Another main goal, she says, involves forming “our future priests for ministering with young adults and for leading young-adult-friendly parishes.”

Her hope is then to share the successful approaches with parishes across the country through a guide and other resources.

In the beginning stages of the second phase, Schutzer has seen some of the realities mentioned in “Faith and Spiritual Life of Catholics in the United States.”

“With young adult Catholics, we’re seeing a lot of young people who are really interested in exploring their faith for the first time or re-exploring the faith they grew up with. But they don’t feel they got a whole lot of catechesis in it or whatever the case may be.

“So, there’s a lot of energy around it. But as far as the questions and the exploration, a lot of that is happening outside the parish buildings. It’s happening in homes or more community spaces—coffee shops, places like that. I think if our parishes were able to have these conversations with young people and provide those spaces where they feel they belong in the parish, I think it could really revitalize a lot of our aging parishes.”

Reasons for hope

Despite the challenges. Schutzer views bridging that gap between young adults and parishes with hope.

She gets that hope from the enthusiasm and commitment of the leaders of the 10 parishes involved in the initiative. She also gets that hope from young adult Catholics who she believes are searching for purpose and meaning in their lives, searching for God.

“They don’t yet see that they can find it in our parishes. Some of what we need to be doing is helping young people connect to community, and it’s also helping the community to be ready for them, to welcome them and accept them.

“There’s not one program that’s going to do all this, but there are definitely themes we see. Having young people be leaders. Giving them opportunities. Mentoring them. Helping them feel like they belong in parishes. Personal invitations. Personal relationships. These are common themes we see.”

This second phase of the initiative is planned as a five-year effort, reflecting the “patience and persistence” that Schutzer believes is needed to bridge the gap between young adult Catholics and parishes.

She believes the effort is worthwhile because so is its ultimate goal.

“It’s everyone growing together with the goal in mind of growing toward the Lord and growing more faithful as his disciples.”

(For anyone interested in accessing the 180-page report on the first phase of Saint Meinrad’s Young Adult Initiative, visit the website, www.saintmeinradyai.org/phase-1-report.

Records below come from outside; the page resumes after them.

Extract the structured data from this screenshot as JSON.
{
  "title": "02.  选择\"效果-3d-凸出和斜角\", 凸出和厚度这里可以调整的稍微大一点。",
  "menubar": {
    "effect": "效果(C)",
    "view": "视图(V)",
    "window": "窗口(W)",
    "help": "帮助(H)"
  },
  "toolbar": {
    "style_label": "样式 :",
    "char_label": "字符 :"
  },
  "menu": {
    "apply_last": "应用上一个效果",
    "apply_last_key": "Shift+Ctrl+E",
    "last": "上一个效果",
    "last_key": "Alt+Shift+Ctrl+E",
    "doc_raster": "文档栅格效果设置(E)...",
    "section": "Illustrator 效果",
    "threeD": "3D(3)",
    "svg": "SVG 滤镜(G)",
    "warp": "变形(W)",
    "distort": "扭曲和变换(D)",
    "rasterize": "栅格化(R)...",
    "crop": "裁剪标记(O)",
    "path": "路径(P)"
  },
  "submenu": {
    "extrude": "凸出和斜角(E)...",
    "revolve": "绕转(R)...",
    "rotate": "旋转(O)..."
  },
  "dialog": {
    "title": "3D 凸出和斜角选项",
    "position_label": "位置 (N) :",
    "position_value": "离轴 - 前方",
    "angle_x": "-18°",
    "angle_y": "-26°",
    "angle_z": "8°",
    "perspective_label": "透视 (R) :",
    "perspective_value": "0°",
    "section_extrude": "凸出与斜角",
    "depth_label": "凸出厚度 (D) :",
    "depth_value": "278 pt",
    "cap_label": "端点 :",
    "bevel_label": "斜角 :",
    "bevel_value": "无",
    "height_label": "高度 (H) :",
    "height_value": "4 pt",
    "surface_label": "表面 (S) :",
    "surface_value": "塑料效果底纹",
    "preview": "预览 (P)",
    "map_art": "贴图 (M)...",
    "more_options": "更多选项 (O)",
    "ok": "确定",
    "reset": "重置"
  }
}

A copy of the report can be downloaded for free. A hard copy of the report can be ordered online and is available for $8—the cost of shipping it.)

Local site Links: